What the difference between the float and integer data type when size is same?
floatstores floating-point values, that is, values that have potential decimal places
intonly stores integral values, that is, whole numbers
So while both are 32 bits wide, their use (and representation) is quite different. You cannot store 3.141 in an integer, but you can in a
Dissecting them both a little further:
In an integer, all bits are used to store the number value. This is (in Java and many computers too) done in the so-called two's complement. This basically means that you can represent the values of −231 to 231 − 1.
In a float, those 32 bits are divided between three distinct parts: The sign bit, the exponent and the mantissa. They are laid out as follows:
S EEEEEEEE MMMMMMMMMMMMMMMMMMMMMMM
There is a single bit that determines whether the number is negative or non-negative (zero is neither positive nor negative, but has the sign bit set to zero). Then there are eight bits of an exponent and 23 bits of mantissa. To get a useful number from that, (roughly) the following calculation is performed:
M × 2E
(There is more to it, but this should suffice for the purpose of this discussion)
The mantissa is in essence not much more than a 24-bit integer number. This gets multiplied by 2 to the power of the exponent part, which, roughly, is a number between −128 and 127.
Therefore you can accurately represent all numbers that would fit in a 24-bit integer but the numeric range is also much greater as larger exponents allow for larger values. For example, the maximum value for a
float is around 3.4 × 1038 whereas
int only allows values up to 2.1 × 109.
But that also means, since 32 bits only have 4.2 × 109 different states (which are all used to represent the values
int can store), that at the larger end of
float's numeric range the numbers are spaced wider apart (since there cannot be more unique
float numbers than there are unique
int numbers). You cannot represent some numbers exactly, then. For example, the number 2 × 1012 has a representation in
float of 1,999,999,991,808. That might be close to 2,000,000,000,000 but it's not exact. Likewise, adding 1 to that number does not change it because 1 is too small to make a difference in the larger scales
float is using there.
Similarly, you can also represent very small numbers (between 0 and 1) in a
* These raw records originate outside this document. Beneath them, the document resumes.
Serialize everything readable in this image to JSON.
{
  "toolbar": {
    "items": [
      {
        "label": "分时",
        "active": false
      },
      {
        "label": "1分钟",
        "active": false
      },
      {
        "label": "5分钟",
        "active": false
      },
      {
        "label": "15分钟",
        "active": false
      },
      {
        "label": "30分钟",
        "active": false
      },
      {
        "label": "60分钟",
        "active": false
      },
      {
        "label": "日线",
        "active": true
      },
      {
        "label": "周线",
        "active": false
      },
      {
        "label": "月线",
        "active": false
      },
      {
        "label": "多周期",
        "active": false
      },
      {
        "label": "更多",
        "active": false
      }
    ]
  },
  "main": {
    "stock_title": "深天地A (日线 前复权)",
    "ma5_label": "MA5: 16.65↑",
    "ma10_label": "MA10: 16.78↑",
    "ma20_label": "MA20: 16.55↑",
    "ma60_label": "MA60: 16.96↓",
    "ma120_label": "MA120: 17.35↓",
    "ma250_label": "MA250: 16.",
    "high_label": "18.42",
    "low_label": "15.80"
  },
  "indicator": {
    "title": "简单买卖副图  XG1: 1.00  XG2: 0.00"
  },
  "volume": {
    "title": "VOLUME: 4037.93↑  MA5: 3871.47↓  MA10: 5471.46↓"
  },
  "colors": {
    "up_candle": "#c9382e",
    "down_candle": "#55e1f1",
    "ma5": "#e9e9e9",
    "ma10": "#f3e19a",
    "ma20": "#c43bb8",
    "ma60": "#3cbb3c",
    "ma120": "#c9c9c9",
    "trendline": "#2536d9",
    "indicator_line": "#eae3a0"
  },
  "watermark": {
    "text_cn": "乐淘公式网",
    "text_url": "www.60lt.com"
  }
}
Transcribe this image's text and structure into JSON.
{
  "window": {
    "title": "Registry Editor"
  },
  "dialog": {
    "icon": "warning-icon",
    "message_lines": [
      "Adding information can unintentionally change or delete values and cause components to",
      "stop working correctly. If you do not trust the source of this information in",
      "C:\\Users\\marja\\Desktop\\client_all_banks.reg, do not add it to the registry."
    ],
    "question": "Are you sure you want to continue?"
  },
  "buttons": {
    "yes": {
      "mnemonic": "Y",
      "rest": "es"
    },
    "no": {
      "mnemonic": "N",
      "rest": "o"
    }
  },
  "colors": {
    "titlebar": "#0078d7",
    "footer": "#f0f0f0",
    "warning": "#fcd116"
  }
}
float but regardless of whether the numbers are very large or very small,
float only has a precision of around 6 or 7 decimal digits. If you have large numbers those digits are at the start of the number (e.g. 4.51534 × 1035, which is nothing more than 451534 follows by 30 zeroes – and
float cannot tell anything useful about whether those 30 digits are actually zeroes or something else), for very small numbers (e.g. 3.14159 × 10−27) they are at the far end of the number, way beyond the starting digits of 0.0000...
Floats are used to store a wider range of number than can be fit in an integer. These include decimal numbers and scientific notation style numbers that can be bigger values than can fit in 32 bits. Here's the deep dive into them: http://en.wikipedia.org/wiki/Floating_point
Joey's answer is quite good. You might check the below calculation in Python.. It shows how the 32bit float maximum and minimum are obtained. Please correct me if my understanding is wrong. Hope it's helpful.
import math def convertToIntegerLessThanK(K): return int(K) if K > 0 else int(K) - 1 E = [-126, 127] n = 23 converted_power = math.log(2,10) * E ten_power = convertToIntegerLessThanK(converted_power) fraction = converted_power - ten_power maximum_M = (2 - pow(2, -n)) significant_part = pow(10, fraction) * maximum_M print(str(significant_part) + "e" + str(ten_power)) # compute minimum float significant part converted_power = math.log(2,10) * E ten_power = convertToIntegerLessThanK(converted_power) fraction = converted_power - ten_power minimum_M = (1+ pow(2, -n)) significant_part = pow(10, fraction) * minimum_M print(str(significant_part) + "e" + str(ten_power)) #3.402823466385235e38 #1.1754944909521525e-38